RECORDS SHOWN:
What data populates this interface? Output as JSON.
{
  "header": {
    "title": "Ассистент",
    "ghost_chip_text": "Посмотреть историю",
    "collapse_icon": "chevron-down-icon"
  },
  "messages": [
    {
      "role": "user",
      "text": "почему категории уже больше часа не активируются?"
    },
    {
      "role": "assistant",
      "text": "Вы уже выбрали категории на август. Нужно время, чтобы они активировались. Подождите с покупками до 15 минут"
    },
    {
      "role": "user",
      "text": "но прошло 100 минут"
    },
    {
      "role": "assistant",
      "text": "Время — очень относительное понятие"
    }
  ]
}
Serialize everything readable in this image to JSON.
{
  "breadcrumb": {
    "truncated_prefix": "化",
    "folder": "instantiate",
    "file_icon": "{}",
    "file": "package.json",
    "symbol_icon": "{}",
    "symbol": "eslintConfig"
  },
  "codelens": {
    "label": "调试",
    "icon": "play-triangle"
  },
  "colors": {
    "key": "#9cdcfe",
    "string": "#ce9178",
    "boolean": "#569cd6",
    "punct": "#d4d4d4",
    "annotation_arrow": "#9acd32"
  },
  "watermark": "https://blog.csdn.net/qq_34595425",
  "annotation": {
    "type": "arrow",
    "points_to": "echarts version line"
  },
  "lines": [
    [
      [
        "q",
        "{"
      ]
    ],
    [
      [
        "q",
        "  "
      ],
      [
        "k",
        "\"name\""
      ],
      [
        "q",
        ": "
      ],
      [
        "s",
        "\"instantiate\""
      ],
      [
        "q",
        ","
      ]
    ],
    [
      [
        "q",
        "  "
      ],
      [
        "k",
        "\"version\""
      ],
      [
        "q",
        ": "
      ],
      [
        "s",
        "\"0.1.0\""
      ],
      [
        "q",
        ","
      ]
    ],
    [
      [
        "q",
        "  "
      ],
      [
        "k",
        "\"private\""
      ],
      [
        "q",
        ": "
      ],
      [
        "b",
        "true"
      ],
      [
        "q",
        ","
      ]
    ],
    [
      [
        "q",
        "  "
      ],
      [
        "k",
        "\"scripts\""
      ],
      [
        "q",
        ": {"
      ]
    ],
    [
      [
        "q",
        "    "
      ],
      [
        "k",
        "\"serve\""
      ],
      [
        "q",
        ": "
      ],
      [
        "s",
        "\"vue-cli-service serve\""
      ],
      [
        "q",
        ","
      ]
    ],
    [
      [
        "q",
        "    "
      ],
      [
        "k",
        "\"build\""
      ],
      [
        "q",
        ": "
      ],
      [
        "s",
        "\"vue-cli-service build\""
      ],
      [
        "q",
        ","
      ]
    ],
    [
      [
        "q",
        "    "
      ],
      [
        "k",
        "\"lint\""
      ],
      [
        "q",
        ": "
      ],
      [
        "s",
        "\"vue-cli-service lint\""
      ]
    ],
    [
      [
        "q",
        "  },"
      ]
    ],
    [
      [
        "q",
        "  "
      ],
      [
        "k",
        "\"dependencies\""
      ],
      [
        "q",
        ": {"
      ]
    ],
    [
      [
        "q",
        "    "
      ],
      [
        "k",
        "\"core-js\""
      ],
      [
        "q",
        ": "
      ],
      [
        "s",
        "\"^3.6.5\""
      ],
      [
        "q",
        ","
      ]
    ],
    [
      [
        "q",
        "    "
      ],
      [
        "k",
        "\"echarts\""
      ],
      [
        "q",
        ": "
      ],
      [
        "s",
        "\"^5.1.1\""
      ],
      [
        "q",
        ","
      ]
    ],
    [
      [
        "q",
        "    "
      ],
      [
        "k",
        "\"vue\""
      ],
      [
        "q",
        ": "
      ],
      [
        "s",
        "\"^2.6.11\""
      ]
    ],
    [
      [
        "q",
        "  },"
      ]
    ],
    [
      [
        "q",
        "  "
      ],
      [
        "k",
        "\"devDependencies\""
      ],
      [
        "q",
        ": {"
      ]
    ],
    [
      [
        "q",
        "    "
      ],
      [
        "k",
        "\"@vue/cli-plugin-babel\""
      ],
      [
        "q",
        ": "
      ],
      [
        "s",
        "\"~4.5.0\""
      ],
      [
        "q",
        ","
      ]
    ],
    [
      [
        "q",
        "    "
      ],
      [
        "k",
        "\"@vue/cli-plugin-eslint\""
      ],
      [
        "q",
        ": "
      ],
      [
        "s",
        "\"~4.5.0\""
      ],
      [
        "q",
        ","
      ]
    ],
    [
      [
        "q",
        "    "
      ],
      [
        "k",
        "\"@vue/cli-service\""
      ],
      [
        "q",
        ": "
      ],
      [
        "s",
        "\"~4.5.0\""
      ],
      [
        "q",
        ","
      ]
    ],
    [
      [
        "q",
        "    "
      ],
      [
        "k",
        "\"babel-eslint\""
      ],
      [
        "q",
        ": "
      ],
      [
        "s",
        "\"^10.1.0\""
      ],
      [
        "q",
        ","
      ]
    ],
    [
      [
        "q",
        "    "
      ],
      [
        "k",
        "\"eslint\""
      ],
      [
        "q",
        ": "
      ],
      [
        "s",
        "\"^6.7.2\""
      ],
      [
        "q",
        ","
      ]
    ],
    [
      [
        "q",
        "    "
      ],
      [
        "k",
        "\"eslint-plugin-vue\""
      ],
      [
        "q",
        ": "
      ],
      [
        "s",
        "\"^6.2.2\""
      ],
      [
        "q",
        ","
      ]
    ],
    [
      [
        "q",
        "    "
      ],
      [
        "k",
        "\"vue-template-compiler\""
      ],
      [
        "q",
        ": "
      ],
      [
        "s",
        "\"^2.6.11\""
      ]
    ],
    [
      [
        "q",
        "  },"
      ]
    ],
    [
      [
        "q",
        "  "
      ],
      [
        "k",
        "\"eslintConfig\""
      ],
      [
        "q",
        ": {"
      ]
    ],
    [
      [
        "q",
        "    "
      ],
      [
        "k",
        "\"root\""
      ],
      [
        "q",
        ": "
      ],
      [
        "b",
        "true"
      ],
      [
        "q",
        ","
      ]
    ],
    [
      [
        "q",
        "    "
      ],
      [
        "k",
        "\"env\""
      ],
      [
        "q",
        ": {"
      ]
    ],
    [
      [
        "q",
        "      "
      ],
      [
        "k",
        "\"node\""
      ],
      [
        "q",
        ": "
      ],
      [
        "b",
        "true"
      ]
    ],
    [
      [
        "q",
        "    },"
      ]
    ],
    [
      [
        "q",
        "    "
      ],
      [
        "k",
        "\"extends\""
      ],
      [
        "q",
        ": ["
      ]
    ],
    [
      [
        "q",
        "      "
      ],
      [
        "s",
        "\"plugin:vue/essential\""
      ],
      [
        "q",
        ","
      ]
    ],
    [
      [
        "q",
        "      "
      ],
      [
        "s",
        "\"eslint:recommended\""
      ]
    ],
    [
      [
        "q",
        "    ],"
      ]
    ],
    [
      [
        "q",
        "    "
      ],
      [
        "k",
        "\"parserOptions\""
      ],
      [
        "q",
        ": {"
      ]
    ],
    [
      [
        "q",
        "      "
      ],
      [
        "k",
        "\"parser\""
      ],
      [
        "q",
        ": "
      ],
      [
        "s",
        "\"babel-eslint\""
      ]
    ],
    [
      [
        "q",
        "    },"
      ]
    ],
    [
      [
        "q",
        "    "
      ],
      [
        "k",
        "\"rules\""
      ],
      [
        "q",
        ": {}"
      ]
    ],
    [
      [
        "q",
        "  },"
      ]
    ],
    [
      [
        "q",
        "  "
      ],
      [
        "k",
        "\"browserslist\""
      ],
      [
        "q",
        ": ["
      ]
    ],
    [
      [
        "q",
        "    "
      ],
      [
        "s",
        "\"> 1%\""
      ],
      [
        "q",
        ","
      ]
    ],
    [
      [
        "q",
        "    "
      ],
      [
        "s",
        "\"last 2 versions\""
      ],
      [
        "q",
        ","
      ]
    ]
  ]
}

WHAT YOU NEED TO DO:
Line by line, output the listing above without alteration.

FINISHED EXERCISE:
What data populates this interface? Output as JSON.
{
  "header": {
    "title": "Ассистент",
    "ghost_chip_text": "Посмотреть историю",
    "collapse_icon": "chevron-down-icon"
  },
  "messages": [
    {
      "role": "user",
      "text": "почему категории уже больше часа не активируются?"
    },
    {
      "role": "assistant",
      "text": "Вы уже выбрали категории на август. Нужно время, чтобы они активировались. Подождите с покупками до 15 минут"
    },
    {
      "role": "user",
      "text": "но прошло 100 минут"
    },
    {
      "role": "assistant",
      "text": "Время — очень относительное понятие"
    }
  ]
}
Serialize everything readable in this image to JSON.
{
  "breadcrumb": {
    "truncated_prefix": "化",
    "folder": "instantiate",
    "file_icon": "{}",
    "file": "package.json",
    "symbol_icon": "{}",
    "symbol": "eslintConfig"
  },
  "codelens": {
    "label": "调试",
    "icon": "play-triangle"
  },
  "colors": {
    "key": "#9cdcfe",
    "string": "#ce9178",
    "boolean": "#569cd6",
    "punct": "#d4d4d4",
    "annotation_arrow": "#9acd32"
  },
  "watermark": "https://blog.csdn.net/qq_34595425",
  "annotation": {
    "type": "arrow",
    "points_to": "echarts version line"
  },
  "lines": [
    [
      [
        "q",
        "{"
      ]
    ],
    [
      [
        "q",
        "  "
      ],
      [
        "k",
        "\"name\""
      ],
      [
        "q",
        ": "
      ],
      [
        "s",
        "\"instantiate\""
      ],
      [
        "q",
        ","
      ]
    ],
    [
      [
        "q",
        "  "
      ],
      [
        "k",
        "\"version\""
      ],
      [
        "q",
        ": "
      ],
      [
        "s",
        "\"0.1.0\""
      ],
      [
        "q",
        ","
      ]
    ],
    [
      [
        "q",
        "  "
      ],
      [
        "k",
        "\"private\""
      ],
      [
        "q",
        ": "
      ],
      [
        "b",
        "true"
      ],
      [
        "q",
        ","
      ]
    ],
    [
      [
        "q",
        "  "
      ],
      [
        "k",
        "\"scripts\""
      ],
      [
        "q",
        ": {"
      ]
    ],
    [
      [
        "q",
        "    "
      ],
      [
        "k",
        "\"serve\""
      ],
      [
        "q",
        ": "
      ],
      [
        "s",
        "\"vue-cli-service serve\""
      ],
      [
        "q",
        ","
      ]
    ],
    [
      [
        "q",
        "    "
      ],
      [
        "k",
        "\"build\""
      ],
      [
        "q",
        ": "
      ],
      [
        "s",
        "\"vue-cli-service build\""
      ],
      [
        "q",
        ","
      ]
    ],
    [
      [
        "q",
        "    "
      ],
      [
        "k",
        "\"lint\""
      ],
      [
        "q",
        ": "
      ],
      [
        "s",
        "\"vue-cli-service lint\""
      ]
    ],
    [
      [
        "q",
        "  },"
      ]
    ],
    [
      [
        "q",
        "  "
      ],
      [
        "k",
        "\"dependencies\""
      ],
      [
        "q",
        ": {"
      ]
    ],
    [
      [
        "q",
        "    "
      ],
      [
        "k",
        "\"core-js\""
      ],
      [
        "q",
        ": "
      ],
      [
        "s",
        "\"^3.6.5\""
      ],
      [
        "q",
        ","
      ]
    ],
    [
      [
        "q",
        "    "
      ],
      [
        "k",
        "\"echarts\""
      ],
      [
        "q",
        ": "
      ],
      [
        "s",
        "\"^5.1.1\""
      ],
      [
        "q",
        ","
      ]
    ],
    [
      [
        "q",
        "    "
      ],
      [
        "k",
        "\"vue\""
      ],
      [
        "q",
        ": "
      ],
      [
        "s",
        "\"^2.6.11\""
      ]
    ],
    [
      [
        "q",
        "  },"
      ]
    ],
    [
      [
        "q",
        "  "
      ],
      [
        "k",
        "\"devDependencies\""
      ],
      [
        "q",
        ": {"
      ]
    ],
    [
      [
        "q",
        "    "
      ],
      [
        "k",
        "\"@vue/cli-plugin-babel\""
      ],
      [
        "q",
        ": "
      ],
      [
        "s",
        "\"~4.5.0\""
      ],
      [
        "q",
        ","
      ]
    ],
    [
      [
        "q",
        "    "
      ],
      [
        "k",
        "\"@vue/cli-plugin-eslint\""
      ],
      [
        "q",
        ": "
      ],
      [
        "s",
        "\"~4.5.0\""
      ],
      [
        "q",
        ","
      ]
    ],
    [
      [
        "q",
        "    "
      ],
      [
        "k",
        "\"@vue/cli-service\""
      ],
      [
        "q",
        ": "
      ],
      [
        "s",
        "\"~4.5.0\""
      ],
      [
        "q",
        ","
      ]
    ],
    [
      [
        "q",
        "    "
      ],
      [
        "k",
        "\"babel-eslint\""
      ],
      [
        "q",
        ": "
      ],
      [
        "s",
        "\"^10.1.0\""
      ],
      [
        "q",
        ","
      ]
    ],
    [
      [
        "q",
        "    "
      ],
      [
        "k",
        "\"eslint\""
      ],
      [
        "q",
        ": "
      ],
      [
        "s",
        "\"^6.7.2\""
      ],
      [
        "q",
        ","
      ]
    ],
    [
      [
        "q",
        "    "
      ],
      [
        "k",
        "\"eslint-plugin-vue\""
      ],
      [
        "q",
        ": "
      ],
      [
        "s",
        "\"^6.2.2\""
      ],
      [
        "q",
        ","
      ]
    ],
    [
      [
        "q",
        "    "
      ],
      [
        "k",
        "\"vue-template-compiler\""
      ],
      [
        "q",
        ": "
      ],
      [
        "s",
        "\"^2.6.11\""
      ]
    ],
    [
      [
        "q",
        "  },"
      ]
    ],
    [
      [
        "q",
        "  "
      ],
      [
        "k",
        "\"eslintConfig\""
      ],
      [
        "q",
        ": {"
      ]
    ],
    [
      [
        "q",
        "    "
      ],
      [
        "k",
        "\"root\""
      ],
      [
        "q",
        ": "
      ],
      [
        "b",
        "true"
      ],
      [
        "q",
        ","
      ]
    ],
    [
      [
        "q",
        "    "
      ],
      [
        "k",
        "\"env\""
      ],
      [
        "q",
        ": {"
      ]
    ],
    [
      [
        "q",
        "      "
      ],
      [
        "k",
        "\"node\""
      ],
      [
        "q",
        ": "
      ],
      [
        "b",
        "true"
      ]
    ],
    [
      [
        "q",
        "    },"
      ]
    ],
    [
      [
        "q",
        "    "
      ],
      [
        "k",
        "\"extends\""
      ],
      [
        "q",
        ": ["
      ]
    ],
    [
      [
        "q",
        "      "
      ],
      [
        "s",
        "\"plugin:vue/essential\""
      ],
      [
        "q",
        ","
      ]
    ],
    [
      [
        "q",
        "      "
      ],
      [
        "s",
        "\"eslint:recommended\""
      ]
    ],
    [
      [
        "q",
        "    ],"
      ]
    ],
    [
      [
        "q",
        "    "
      ],
      [
        "k",
        "\"parserOptions\""
      ],
      [
        "q",
        ": {"
      ]
    ],
    [
      [
        "q",
        "      "
      ],
      [
        "k",
        "\"parser\""
      ],
      [
        "q",
        ": "
      ],
      [
        "s",
        "\"babel-eslint\""
      ]
    ],
    [
      [
        "q",
        "    },"
      ]
    ],
    [
      [
        "q",
        "    "
      ],
      [
        "k",
        "\"rules\""
      ],
      [
        "q",
        ": {}"
      ]
    ],
    [
      [
        "q",
        "  },"
      ]
    ],
    [
      [
        "q",
        "  "
      ],
      [
        "k",
        "\"browserslist\""
      ],
      [
        "q",
        ": ["
      ]
    ],
    [
      [
        "q",
        "    "
      ],
      [
        "s",
        "\"> 1%\""
      ],
      [
        "q",
        ","
      ]
    ],
    [
      [
        "q",
        "    "
      ],
      [
        "s",
        "\"last 2 versions\""
      ],
      [
        "q",
        ","
      ]
    ]
  ]
}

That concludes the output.